→ Instructions for the task: Report each line of the data that contains the string "Features".

Items from an interface collection:
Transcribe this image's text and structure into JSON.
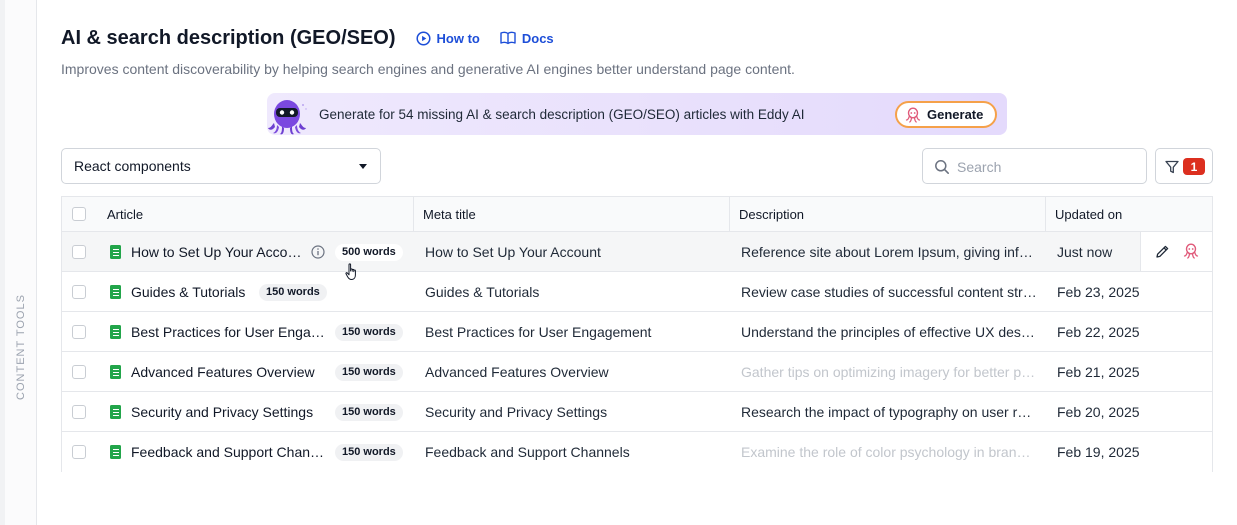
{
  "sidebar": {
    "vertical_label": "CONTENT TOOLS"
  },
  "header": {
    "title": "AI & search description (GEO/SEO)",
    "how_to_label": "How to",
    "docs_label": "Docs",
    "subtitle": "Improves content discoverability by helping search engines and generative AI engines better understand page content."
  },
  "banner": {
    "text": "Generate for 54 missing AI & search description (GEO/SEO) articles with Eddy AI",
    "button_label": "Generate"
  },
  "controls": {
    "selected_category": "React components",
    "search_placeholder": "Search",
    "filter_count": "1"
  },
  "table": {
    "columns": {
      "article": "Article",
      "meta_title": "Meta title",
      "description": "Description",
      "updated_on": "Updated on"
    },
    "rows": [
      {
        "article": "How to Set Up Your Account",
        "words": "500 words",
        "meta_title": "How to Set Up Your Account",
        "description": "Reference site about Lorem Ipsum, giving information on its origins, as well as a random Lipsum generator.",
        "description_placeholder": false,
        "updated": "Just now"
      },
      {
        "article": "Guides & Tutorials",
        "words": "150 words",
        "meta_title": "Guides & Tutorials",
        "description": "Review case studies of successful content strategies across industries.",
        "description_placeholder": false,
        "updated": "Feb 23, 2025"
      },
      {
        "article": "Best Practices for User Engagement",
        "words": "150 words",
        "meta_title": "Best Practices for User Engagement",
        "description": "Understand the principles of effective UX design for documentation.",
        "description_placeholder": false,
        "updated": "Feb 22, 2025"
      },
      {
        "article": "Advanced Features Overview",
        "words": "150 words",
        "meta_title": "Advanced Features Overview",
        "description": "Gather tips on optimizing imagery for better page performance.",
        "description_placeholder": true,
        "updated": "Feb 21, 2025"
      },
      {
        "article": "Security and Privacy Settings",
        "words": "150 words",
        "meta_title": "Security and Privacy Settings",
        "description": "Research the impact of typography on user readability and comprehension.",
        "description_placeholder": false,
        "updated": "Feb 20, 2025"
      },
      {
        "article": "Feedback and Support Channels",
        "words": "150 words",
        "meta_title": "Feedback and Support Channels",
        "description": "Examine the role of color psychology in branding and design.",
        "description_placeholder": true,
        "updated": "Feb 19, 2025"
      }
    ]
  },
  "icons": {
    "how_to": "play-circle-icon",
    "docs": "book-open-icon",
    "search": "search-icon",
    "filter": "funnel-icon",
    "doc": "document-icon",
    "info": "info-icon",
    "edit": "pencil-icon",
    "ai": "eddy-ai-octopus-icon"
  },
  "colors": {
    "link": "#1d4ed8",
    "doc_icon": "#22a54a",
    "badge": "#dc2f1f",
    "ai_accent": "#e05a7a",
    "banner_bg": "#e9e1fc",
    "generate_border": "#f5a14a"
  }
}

→ Response box:
        "article": "Advanced Features Overview",
        "meta_title": "Advanced Features Overview",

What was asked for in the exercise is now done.